Problem description:
Leave the images out, and copy each of the records below exactly.

Extracted data:
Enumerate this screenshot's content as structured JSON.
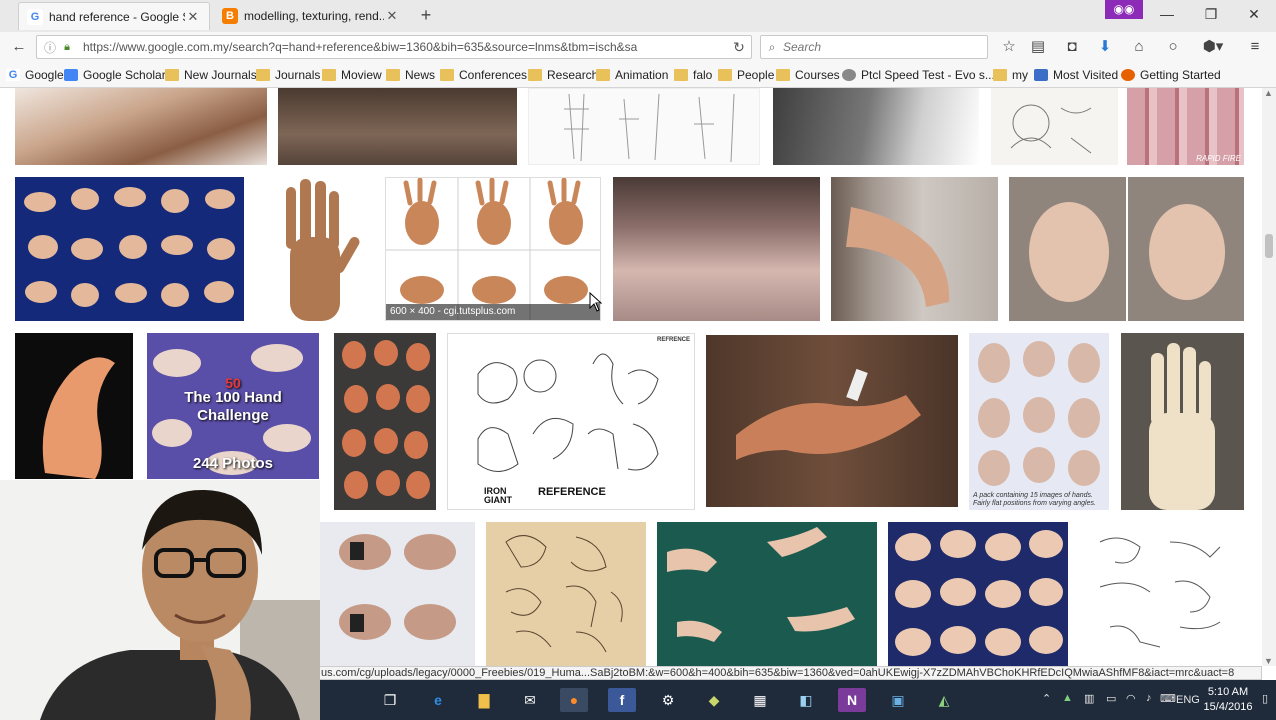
{
  "browser": {
    "tabs": [
      {
        "title": "hand reference - Google S...",
        "active": true
      },
      {
        "title": "modelling, texturing, rend...",
        "active": false
      }
    ],
    "privacy_icon": "mask-icon",
    "url": "https://www.google.com.my/search?q=hand+reference&biw=1360&bih=635&source=lnms&tbm=isch&sa",
    "search_placeholder": "Search"
  },
  "bookmarks": [
    {
      "label": "Google",
      "icon": "g"
    },
    {
      "label": "Google Scholar",
      "icon": "gs"
    },
    {
      "label": "New Journals",
      "icon": "folder"
    },
    {
      "label": "Journals",
      "icon": "folder"
    },
    {
      "label": "Moview",
      "icon": "folder"
    },
    {
      "label": "News",
      "icon": "folder"
    },
    {
      "label": "Conferences",
      "icon": "folder"
    },
    {
      "label": "Research",
      "icon": "folder"
    },
    {
      "label": "Animation",
      "icon": "folder"
    },
    {
      "label": "falo",
      "icon": "folder"
    },
    {
      "label": "People",
      "icon": "folder"
    },
    {
      "label": "Courses",
      "icon": "folder"
    },
    {
      "label": "Ptcl Speed Test - Evo s...",
      "icon": "ptcl"
    },
    {
      "label": "my",
      "icon": "folder"
    },
    {
      "label": "Most Visited",
      "icon": "mv"
    },
    {
      "label": "Getting Started",
      "icon": "ff"
    }
  ],
  "results": {
    "hover_caption": "600 × 400 - cgi.tutsplus.com",
    "challenge_top": "The 100 Hand",
    "challenge_mid": "Challenge",
    "challenge_bottom": "244 Photos",
    "challenge_num": "50",
    "iron_giant_logo": "IRON GIANT",
    "reference_label": "REFERENCE",
    "refrence_corner": "REFRENCE",
    "pack_caption": "A pack containing 15 images of hands. Fairly flat positions from varying angles.",
    "rapid_fire": "RAPID FIRE"
  },
  "status_link": "us.com/cg/uploads/legacy/0000_Freebies/019_Huma...SaBj2toBM:&w=600&h=400&bih=635&biw=1360&ved=0ahUKEwigj-X7zZDMAhVBChoKHRfEDcIQMwiaAShfMF8&iact=mrc&uact=8",
  "taskbar": {
    "language": "ENG",
    "time": "5:10 AM",
    "date": "15/4/2016"
  },
  "colors": {
    "tab_strip": "#e9e9e9",
    "taskbar": "#1f2a3a",
    "privacy": "#8c2bb8"
  }
}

Exercise response:
Enumerate this screenshot's content as structured JSON.
{
  "browser": {
    "tabs": [
      {
        "title": "hand reference - Google S...",
        "active": true
      },
      {
        "title": "modelling, texturing, rend...",
        "active": false
      }
    ],
    "privacy_icon": "mask-icon",
    "url": "https://www.google.com.my/search?q=hand+reference&biw=1360&bih=635&source=lnms&tbm=isch&sa",
    "search_placeholder": "Search"
  },
  "bookmarks": [
    {
      "label": "Google",
      "icon": "g"
    },
    {
      "label": "Google Scholar",
      "icon": "gs"
    },
    {
      "label": "New Journals",
      "icon": "folder"
    },
    {
      "label": "Journals",
      "icon": "folder"
    },
    {
      "label": "Moview",
      "icon": "folder"
    },
    {
      "label": "News",
      "icon": "folder"
    },
    {
      "label": "Conferences",
      "icon": "folder"
    },
    {
      "label": "Research",
      "icon": "folder"
    },
    {
      "label": "Animation",
      "icon": "folder"
    },
    {
      "label": "falo",
      "icon": "folder"
    },
    {
      "label": "People",
      "icon": "folder"
    },
    {
      "label": "Courses",
      "icon": "folder"
    },
    {
      "label": "Ptcl Speed Test - Evo s...",
      "icon": "ptcl"
    },
    {
      "label": "my",
      "icon": "folder"
    },
    {
      "label": "Most Visited",
      "icon": "mv"
    },
    {
      "label": "Getting Started",
      "icon": "ff"
    }
  ],
  "results": {
    "hover_caption": "600 × 400 - cgi.tutsplus.com",
    "challenge_top": "The 100 Hand",
    "challenge_mid": "Challenge",
    "challenge_bottom": "244 Photos",
    "challenge_num": "50",
    "iron_giant_logo": "IRON GIANT",
    "reference_label": "REFERENCE",
    "refrence_corner": "REFRENCE",
    "pack_caption": "A pack containing 15 images of hands. Fairly flat positions from varying angles.",
    "rapid_fire": "RAPID FIRE"
  },
  "status_link": "us.com/cg/uploads/legacy/0000_Freebies/019_Huma...SaBj2toBM:&w=600&h=400&bih=635&biw=1360&ved=0ahUKEwigj-X7zZDMAhVBChoKHRfEDcIQMwiaAShfMF8&iact=mrc&uact=8",
  "taskbar": {
    "language": "ENG",
    "time": "5:10 AM",
    "date": "15/4/2016"
  },
  "colors": {
    "tab_strip": "#e9e9e9",
    "taskbar": "#1f2a3a",
    "privacy": "#8c2bb8"
  }
}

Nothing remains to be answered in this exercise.